Scientists with Berkeley Lab and the University of Illinois combined quantum dot light emitters with spectrally matched photonic mirrors to create blue light collecting solar cells. These special solar cells reportedly collect blue photons at 30 times the concentration of conventional solar cells, the highest luminescent concentration factor ever. The scientists contend that this development may lead to the low-cost solar cells utilize the high-energy part of the solar spectrum efficiently.
Berkeley Lab director Paul Alivisatos who led the research pointed out that they also achieved an optical efficiency of 82-percent for blue photons. Alivisatos and Ralph Nuzzo of the University of Illinois are two of the authors of a paper in ACS Photonics describing the development.

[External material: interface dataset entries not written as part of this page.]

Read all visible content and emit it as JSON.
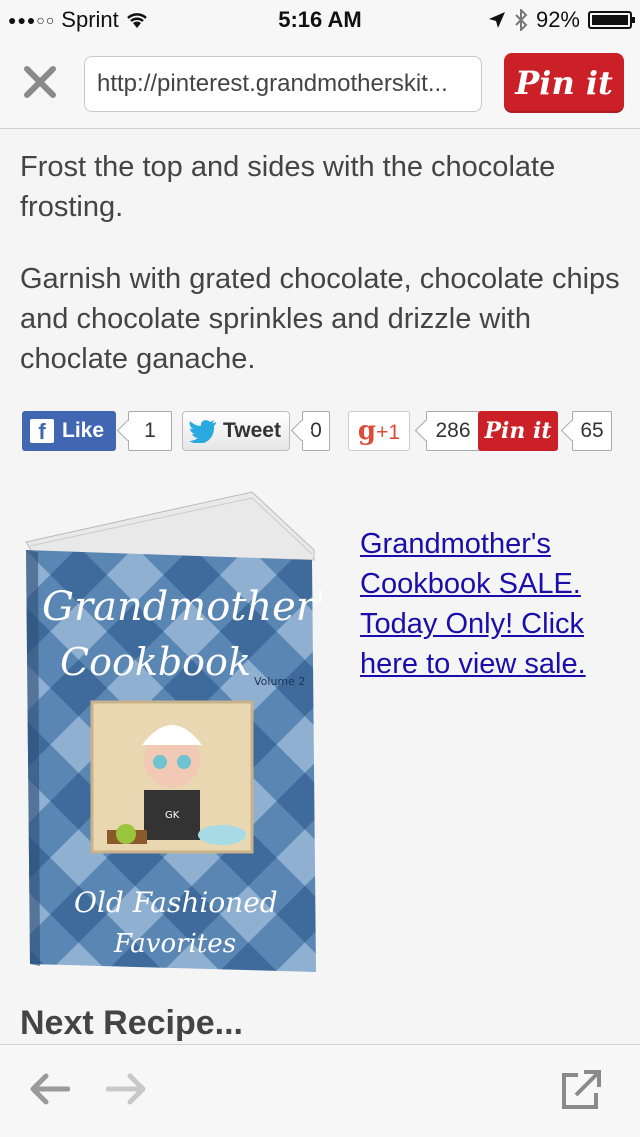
{
  "status": {
    "carrier": "Sprint",
    "time": "5:16 AM",
    "battery": "92%"
  },
  "toolbar": {
    "url": "http://pinterest.grandmotherskit...",
    "pin_button": "Pin it"
  },
  "article": {
    "paragraph1": "Frost the top and sides with the chocolate frosting.",
    "paragraph2": "Garnish with grated chocolate, chocolate chips and chocolate sprinkles and drizzle with choclate ganache."
  },
  "share": {
    "facebook_label": "Like",
    "facebook_count": "1",
    "twitter_label": "Tweet",
    "twitter_count": "0",
    "gplus_label": "+1",
    "gplus_count": "286",
    "pinterest_label": "Pin it",
    "pinterest_count": "65"
  },
  "promo": {
    "book_title_line1": "Grandmother's",
    "book_title_line2": "Cookbook",
    "book_volume": "Volume 2",
    "book_subtitle_line1": "Old Fashioned",
    "book_subtitle_line2": "Favorites",
    "book_badge": "GK",
    "sale_link": "Grandmother's Cookbook SALE. Today Only! Click here to view sale."
  },
  "next_heading": "Next Recipe...",
  "colors": {
    "pinterest_red": "#cb2027",
    "facebook_blue": "#4267b2",
    "link_blue": "#1a0dab"
  }
}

An LSC (luminous solar concentrator) employs a process called Stokes shift to absorb the light on a plate embedded with highly efficient light emitters called “lumophores”. The lumophores re-emit the absorbed light at longer wavelengths, and an inexpensive waveguide directs the re-emitted light to a micro-solar cell, which converts it to electricity. The plate is much larger than the micro-solar cell. So, the light is highly concentrated.
The micro-solar cell uses only small amounts of expensive III−V photovoltaic materials. Previously, parasitic losses have limited the concentration factor and collection efficiency of the molecular dyes that were used as lumophores.
“We replaced the molecular dyes in previous LSC systems with core/shell nanoparticles composed of cadmium selenide (CdSe) cores and cadmium sulfide (CdS) shells that increase the Stokes shift while reducing photon reabsorption,” Bronstein said.
Berkeley Lab, he National Renewable Energy Lab (NREL), the University of Illinois, and Caltech have begun partnering on a new DOE solar concentrator project called MOSAIC because of the success of the LSC. MOSAIC stands for Micro-scale Optimized Solar-cell Arrays with Integrated Concentration.